$1.5 million project will battle misinformation in 12 countries throughout Africa and the Middle East
TORONTO, June 25, 2020 /CNW/ - Today Journalists for Human Rights and the Honourable Karina Gould, Minister for International Development, announced a new project to fight COVID-19 through human rights-based journalism in 12 countries across Africa and the Middle East. Funded by Global Affairs Canada, the 15-month, $1.5 million program will train and support local journalists to provide credible information and debunk misinformation on Covid19 and the impact of COVID-19 on women and girls' rights.

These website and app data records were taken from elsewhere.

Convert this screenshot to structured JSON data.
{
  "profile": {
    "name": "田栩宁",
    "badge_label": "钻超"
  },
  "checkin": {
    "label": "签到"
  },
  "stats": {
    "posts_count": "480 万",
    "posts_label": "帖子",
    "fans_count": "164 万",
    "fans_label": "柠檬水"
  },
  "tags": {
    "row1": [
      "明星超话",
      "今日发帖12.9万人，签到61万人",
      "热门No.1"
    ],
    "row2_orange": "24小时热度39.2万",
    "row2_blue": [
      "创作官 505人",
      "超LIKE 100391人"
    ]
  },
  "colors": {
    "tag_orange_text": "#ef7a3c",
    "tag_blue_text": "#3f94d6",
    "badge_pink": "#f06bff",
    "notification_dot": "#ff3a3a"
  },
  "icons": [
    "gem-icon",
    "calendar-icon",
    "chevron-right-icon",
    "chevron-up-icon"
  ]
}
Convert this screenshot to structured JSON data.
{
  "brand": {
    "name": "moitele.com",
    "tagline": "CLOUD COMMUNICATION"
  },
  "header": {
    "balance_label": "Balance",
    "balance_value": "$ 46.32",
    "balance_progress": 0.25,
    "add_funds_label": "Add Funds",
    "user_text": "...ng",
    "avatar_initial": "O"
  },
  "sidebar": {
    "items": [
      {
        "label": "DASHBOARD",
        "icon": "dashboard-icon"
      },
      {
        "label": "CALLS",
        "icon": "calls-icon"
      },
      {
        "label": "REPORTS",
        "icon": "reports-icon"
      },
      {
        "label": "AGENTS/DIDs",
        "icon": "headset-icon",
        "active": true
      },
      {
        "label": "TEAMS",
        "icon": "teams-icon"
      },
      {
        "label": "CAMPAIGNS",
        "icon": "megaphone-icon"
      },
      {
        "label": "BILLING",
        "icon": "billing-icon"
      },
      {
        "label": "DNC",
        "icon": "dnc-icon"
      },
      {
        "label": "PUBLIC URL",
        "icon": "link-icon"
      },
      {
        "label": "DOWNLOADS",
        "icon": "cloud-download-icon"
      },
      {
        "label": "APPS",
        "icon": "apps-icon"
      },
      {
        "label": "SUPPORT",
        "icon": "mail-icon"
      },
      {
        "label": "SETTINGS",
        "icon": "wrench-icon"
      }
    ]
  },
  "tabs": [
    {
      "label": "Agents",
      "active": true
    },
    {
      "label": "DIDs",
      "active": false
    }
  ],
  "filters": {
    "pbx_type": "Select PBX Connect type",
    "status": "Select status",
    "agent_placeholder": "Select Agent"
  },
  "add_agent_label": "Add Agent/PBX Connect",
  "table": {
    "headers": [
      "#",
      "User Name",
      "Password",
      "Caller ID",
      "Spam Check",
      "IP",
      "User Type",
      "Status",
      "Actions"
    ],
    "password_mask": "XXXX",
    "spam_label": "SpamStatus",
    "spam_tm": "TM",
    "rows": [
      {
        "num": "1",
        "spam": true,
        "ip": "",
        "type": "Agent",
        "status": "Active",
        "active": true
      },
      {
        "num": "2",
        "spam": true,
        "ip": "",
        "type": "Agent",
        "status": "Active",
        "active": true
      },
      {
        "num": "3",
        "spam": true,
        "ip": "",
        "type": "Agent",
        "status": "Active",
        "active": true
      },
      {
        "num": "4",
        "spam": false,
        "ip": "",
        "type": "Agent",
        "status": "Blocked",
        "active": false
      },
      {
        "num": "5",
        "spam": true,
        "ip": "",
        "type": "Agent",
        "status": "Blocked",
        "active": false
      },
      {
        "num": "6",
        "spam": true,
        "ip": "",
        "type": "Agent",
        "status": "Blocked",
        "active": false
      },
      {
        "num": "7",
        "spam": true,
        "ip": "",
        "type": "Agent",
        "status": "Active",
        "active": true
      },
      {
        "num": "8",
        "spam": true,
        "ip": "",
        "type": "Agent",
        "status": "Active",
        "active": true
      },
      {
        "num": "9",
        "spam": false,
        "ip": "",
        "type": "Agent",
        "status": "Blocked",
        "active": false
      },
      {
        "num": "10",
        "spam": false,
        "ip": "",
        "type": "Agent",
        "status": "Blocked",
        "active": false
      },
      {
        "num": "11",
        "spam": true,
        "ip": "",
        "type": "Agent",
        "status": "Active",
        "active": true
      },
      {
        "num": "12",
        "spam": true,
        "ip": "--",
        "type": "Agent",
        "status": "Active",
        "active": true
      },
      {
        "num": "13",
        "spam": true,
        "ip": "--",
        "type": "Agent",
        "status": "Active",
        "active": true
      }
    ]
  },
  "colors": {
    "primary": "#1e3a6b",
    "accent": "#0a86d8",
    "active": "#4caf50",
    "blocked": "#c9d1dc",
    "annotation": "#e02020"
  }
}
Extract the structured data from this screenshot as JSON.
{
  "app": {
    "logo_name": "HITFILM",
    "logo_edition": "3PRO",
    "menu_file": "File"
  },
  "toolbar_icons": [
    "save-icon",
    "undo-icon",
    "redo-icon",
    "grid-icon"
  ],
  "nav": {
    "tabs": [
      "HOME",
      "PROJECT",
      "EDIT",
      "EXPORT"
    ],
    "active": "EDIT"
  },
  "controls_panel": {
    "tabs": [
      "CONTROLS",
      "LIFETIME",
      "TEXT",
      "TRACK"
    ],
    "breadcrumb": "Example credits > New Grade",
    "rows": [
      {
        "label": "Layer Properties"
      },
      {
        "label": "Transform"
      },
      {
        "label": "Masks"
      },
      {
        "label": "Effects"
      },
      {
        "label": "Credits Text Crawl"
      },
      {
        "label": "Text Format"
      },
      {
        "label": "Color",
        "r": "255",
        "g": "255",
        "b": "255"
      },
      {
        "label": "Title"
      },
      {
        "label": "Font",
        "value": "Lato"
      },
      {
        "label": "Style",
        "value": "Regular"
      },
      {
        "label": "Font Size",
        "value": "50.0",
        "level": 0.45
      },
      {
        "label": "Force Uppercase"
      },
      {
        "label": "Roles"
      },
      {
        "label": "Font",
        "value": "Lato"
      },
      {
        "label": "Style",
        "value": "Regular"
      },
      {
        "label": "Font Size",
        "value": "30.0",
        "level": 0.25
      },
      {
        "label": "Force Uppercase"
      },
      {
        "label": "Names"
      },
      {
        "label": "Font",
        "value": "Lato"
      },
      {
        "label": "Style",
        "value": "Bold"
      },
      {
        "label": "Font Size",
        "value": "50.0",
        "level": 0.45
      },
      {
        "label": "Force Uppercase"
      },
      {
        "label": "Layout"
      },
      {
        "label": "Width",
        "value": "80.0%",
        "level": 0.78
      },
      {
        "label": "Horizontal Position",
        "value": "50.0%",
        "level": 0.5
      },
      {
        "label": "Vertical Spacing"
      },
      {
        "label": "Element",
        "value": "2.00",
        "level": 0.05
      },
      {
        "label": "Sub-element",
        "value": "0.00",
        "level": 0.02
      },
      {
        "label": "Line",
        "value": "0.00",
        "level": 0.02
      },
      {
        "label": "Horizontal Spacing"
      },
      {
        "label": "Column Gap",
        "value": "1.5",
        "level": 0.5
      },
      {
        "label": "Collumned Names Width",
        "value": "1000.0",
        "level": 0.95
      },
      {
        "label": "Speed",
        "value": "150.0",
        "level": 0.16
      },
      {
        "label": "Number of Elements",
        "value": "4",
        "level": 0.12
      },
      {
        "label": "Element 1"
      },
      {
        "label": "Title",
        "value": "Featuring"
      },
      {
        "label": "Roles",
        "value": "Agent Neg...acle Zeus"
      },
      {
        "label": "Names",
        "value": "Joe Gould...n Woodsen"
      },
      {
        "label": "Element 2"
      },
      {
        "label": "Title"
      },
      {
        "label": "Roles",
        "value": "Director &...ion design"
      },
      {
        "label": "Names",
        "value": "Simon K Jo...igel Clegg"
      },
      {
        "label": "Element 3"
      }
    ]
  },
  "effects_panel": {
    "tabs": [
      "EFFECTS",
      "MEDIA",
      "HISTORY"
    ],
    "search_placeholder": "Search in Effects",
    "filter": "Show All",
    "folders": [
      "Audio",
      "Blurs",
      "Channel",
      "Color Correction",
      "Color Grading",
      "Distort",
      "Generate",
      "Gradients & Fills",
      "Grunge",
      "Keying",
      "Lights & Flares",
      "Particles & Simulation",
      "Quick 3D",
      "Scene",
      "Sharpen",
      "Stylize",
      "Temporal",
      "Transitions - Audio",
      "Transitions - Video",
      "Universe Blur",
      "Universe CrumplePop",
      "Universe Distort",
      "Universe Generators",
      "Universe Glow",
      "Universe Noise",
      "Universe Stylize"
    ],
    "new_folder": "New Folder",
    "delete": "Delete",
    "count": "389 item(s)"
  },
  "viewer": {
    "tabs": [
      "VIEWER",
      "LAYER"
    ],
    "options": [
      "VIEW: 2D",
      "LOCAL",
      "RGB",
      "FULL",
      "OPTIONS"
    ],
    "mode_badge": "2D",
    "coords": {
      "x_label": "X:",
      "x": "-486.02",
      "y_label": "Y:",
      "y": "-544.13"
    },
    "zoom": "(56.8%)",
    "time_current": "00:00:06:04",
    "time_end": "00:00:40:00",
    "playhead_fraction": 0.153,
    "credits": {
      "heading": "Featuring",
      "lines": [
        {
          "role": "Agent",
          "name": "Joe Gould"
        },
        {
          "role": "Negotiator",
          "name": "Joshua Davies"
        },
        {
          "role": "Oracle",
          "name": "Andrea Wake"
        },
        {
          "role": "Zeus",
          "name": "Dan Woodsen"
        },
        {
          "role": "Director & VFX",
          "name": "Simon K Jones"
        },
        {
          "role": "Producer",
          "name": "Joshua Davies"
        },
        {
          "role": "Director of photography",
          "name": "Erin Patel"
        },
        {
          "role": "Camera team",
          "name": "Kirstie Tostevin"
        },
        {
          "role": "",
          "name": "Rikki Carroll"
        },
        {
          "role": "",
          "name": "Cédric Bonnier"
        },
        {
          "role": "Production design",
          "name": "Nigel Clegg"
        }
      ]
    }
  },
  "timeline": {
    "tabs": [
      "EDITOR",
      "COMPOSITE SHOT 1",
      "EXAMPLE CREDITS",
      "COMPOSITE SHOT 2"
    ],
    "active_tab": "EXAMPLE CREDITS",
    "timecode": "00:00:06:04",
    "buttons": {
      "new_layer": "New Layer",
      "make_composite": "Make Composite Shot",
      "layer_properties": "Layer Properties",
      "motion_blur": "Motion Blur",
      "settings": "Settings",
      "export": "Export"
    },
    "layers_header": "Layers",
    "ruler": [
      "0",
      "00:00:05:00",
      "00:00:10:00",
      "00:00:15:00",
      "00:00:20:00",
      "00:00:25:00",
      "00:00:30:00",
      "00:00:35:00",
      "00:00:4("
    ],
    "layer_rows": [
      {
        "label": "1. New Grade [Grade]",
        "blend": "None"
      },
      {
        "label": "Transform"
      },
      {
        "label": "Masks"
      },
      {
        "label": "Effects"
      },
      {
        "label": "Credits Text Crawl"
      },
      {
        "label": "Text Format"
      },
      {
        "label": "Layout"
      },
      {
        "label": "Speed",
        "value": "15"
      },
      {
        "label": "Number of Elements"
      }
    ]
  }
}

The project will directly engage the local journalists and indirectly reach their estimated audiences of 22 million people with accurate and gender equitable media coverage on COVID-19 in Mali, Tunisia, Gambia, Sierra Leone, Liberia, Ghana, Uganda, Tanzania, South Africa, Iraq, Yemen and Mauritania.
"In a pandemic, access to accurate health information can save lives" said Journalists for Human Rights Executive Director, Rachel Pulfer. "Through this project, trusted local journalists across the Global South can and will play a critical role in communicating public health measures while combating what the World Health Organization has termed an "infodemic": an inundation of misinformation and disinformation about COVID-19. The project will also work towards broad public awareness of the gendered impact of covid-19 on women and girls."
Building off experiences working with journalists covering the Ebola outbreak and operating within existing global travel restrictions, JHR will conduct all capacity building activities for journalists online, via mobile phones and through messaging applications. The project aims to bring mainstream public awareness to the impact of COVID-19 on human rights and women and girls' rights, public health measures, guidelines and gender issues.
"To protect the health and safety of Canadians, we have to work to protect the health and safety of people everywhere in the world" said the Honourable Karina Gould, Minister of International Development. "Making sure that there are local trusted partners that can help clarify and tease through all of that information is really important. One of the things that we know is that when you are in crisis, people need to look at trusted information sources."
Beginning in March 2020, JHR began pivoting its resources to battle COVID-19. This included a 3 month project extension in South Sudan to promote human rights based journalism with an emphasis on women and girls as well as a series of oversubscribed webinars in Canada on how to recognize misinformation. JHR believes that increased access to credible and inclusive information will contribute to international public health efforts to combat the spread of COVID-19 and its impact on human rights.
Our thanks to CNW for sponsoring this announcement
About Journalists for Human Rights
Journalists for Human Rights (JHR) trains journalists worldwide to cover human rights issues ethically and objectively. For 18 years, Canada-based JHR has worked with 16,000+ journalists around the world. Currently JHR operates sector-wide programmes in the Democratic Republic of Congo, Syria, South Sudan, Mali, Kenya, Jordan, and with Canada's Indigenous communities. For more information, please visit www.jhr.ca
SOURCE Journalists for Human Rights (JHR)
For further information: Rachel Pulfer, Executive Director Journalists for Human Rights, 147 Spadina Avenue #206, Toronto ON MFV 2L7, 416 413 0240 x 206